Refine fertiliser plans with tissue testing – Vineyard – Rob Saunders, Chris Cooper
Tissue testing around next month’s key flowering period is a valuable tool for finetuning nutrition plans, providing it is used correctly, as Hutchinsons’ Rob Saunders and Chris Cooper explain ...
Many larger commercial vineyards routinely use petiole analysis to identify potential nutritional issues and tailor foliar nutrition to the results, but correct interpretation is paramount.
“Hidden hunger” is when a vine is lacking in certain nutrients early in the season, and this can be identified at sub-clinical level before foliar symptoms become visible. This gives growers an opportunity to rectify any problems before yield or grape quality is compromised.
Test data can be combined with soil analysis or scanning results to help identify the cause of any observed variability within vineyards, such as between different cultivars or across areas of varying soil type, allowing growers to manage the growth requirements more precisely to crop need.
Tissue testing may be particularly beneficial in newly established vineyards where crops need extra support as root structure develops.
Early flowering is the key timing for tissue testing, although testing again at veraison can help evaluate the effectiveness of earlier nutritional strategies and fine-tune late nutritional sprays for optimal quality and build vine reserves for next season.
Petiole analysis has become the preferred test methodology, providing a snapshot of mobile nutrients moving towards the leaf blade, although other tests are available. This season Hutchinsons is evaluating a new comparative sap analysis, which compares nutritional levels in old and new leaves from the same plant.
Traditional sap analysis has been notoriously inaccurate for field-grown perennial crops, but this new test should bring greater accuracy by detecting deficiencies in older leaves first as nutrients are redirected to the growing point.
For flowering petiole analysis, test providers each have their own protocols, but generally a representative sample (e.g. a handful of 40 petioles) should be taken from the leaf opposite the bunch. Samples are taken along and down the rows, or from areas of vines showing a specific issue. The fresher the sample, the more accurate the results, especially for nutrients like nitrogen, so tests are best done in time for samples to reach the lab before the weekend. It typically takes around five working days for results to be returned.
Every vineyard is different, so tissue test results will reflect both the underlying soil properties and the site’s management.
Ameliorating vines with nutrients is common practice in vines grown on high-pH calcareous soils prone to nutrient “lock-up”. Similarly for sandy soils where leaching potential is high and pH is known to slip downwards, there is a greater risk of manganese and boron deficiency.
Applying boron in the run-up to flowering is fairly common practice for many growers and rightly so given the nutrient’s importance to pollination tube development and subsequent pollen viability.
Iron is very important early on as it is essential for chlorophyll formation and photosynthesis. To correct this, it is important to use the correct iron chelate on the soil and the leaf to enhance uptake.
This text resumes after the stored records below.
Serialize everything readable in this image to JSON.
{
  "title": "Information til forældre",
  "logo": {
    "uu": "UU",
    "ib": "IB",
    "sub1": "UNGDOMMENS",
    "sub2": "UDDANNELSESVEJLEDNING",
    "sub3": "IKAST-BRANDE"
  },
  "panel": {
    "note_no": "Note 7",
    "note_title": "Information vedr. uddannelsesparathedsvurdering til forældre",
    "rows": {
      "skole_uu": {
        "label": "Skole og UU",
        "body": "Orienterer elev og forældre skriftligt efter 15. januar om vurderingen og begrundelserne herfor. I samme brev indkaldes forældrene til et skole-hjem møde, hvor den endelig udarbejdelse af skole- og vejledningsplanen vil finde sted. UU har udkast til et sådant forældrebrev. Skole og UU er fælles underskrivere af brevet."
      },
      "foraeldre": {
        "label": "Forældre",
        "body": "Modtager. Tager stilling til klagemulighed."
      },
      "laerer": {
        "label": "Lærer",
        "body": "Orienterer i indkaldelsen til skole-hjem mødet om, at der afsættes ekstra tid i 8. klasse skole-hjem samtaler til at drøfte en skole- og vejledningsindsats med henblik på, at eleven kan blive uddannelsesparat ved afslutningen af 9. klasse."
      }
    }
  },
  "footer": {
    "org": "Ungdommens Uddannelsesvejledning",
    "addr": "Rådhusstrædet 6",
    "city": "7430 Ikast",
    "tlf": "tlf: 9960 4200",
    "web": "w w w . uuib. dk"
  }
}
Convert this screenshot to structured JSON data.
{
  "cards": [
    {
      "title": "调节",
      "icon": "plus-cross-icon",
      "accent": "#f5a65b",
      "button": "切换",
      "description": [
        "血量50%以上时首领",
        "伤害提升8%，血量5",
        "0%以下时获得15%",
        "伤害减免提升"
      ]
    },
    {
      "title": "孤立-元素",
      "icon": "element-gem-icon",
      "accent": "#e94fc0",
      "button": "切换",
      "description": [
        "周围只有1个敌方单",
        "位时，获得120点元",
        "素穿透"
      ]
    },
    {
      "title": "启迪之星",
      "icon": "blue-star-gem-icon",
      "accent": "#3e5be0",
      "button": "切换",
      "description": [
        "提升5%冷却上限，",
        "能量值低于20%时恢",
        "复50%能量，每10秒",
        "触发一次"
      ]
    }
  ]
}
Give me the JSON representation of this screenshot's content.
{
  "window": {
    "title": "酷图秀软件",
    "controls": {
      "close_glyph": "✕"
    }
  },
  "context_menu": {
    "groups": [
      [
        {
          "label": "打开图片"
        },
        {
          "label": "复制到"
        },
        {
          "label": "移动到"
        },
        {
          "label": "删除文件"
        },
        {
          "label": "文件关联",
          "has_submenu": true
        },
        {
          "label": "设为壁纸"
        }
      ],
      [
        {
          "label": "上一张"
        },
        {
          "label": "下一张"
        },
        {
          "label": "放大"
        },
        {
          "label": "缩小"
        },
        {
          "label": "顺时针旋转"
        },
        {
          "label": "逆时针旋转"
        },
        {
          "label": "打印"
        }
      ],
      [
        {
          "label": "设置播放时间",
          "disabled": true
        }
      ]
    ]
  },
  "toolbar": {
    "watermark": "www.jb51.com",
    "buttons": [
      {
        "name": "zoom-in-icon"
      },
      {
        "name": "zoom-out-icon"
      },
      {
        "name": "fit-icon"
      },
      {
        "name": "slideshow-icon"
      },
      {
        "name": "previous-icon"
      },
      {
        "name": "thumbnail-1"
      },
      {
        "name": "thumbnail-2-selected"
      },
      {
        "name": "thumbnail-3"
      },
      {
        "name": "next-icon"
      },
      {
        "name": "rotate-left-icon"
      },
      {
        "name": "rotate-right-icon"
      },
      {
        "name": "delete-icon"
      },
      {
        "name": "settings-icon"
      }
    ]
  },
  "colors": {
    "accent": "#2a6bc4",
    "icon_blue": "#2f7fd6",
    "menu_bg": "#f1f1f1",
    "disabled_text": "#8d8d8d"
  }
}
Likewise, magnesium is needed for maintaining photosynthesis and deficiencies are often picked up by tissue testing, notably in young, recently established SO4 rootstocks.
Tissue testing also provides a good way of checking nutrient ratios are in balance to mitigate potential antagonism. High soil calcium for example, can reduce the availability of magnesium and potassium to plants.
Calcium itself is a relatively immobile nutrient, even in calcareous soils, but it plays a key role in strengthening the structure of cell walls, so an early application around flowering when cell division for berries is occurring could help improve resilience to botrytis later in the season.
While tissue testing provides very useful information for fine-tuning foliar nutrition programmes, results should be considered carefully. Results are typically presented using a traffic light system based on recommended thresholds for deficient, low, adequate and high/excessive levels of individual nutrients.
In the UK there are currently no defined cultivar standards for the exact amounts that constitute an “optimal” or “deficient” level, so results should be used as a guide and discussed with your agronomist. Regular testing helps determine whether there are underlying issues with certain nutrients, and provides a way of monitoring the effectiveness of any management changes.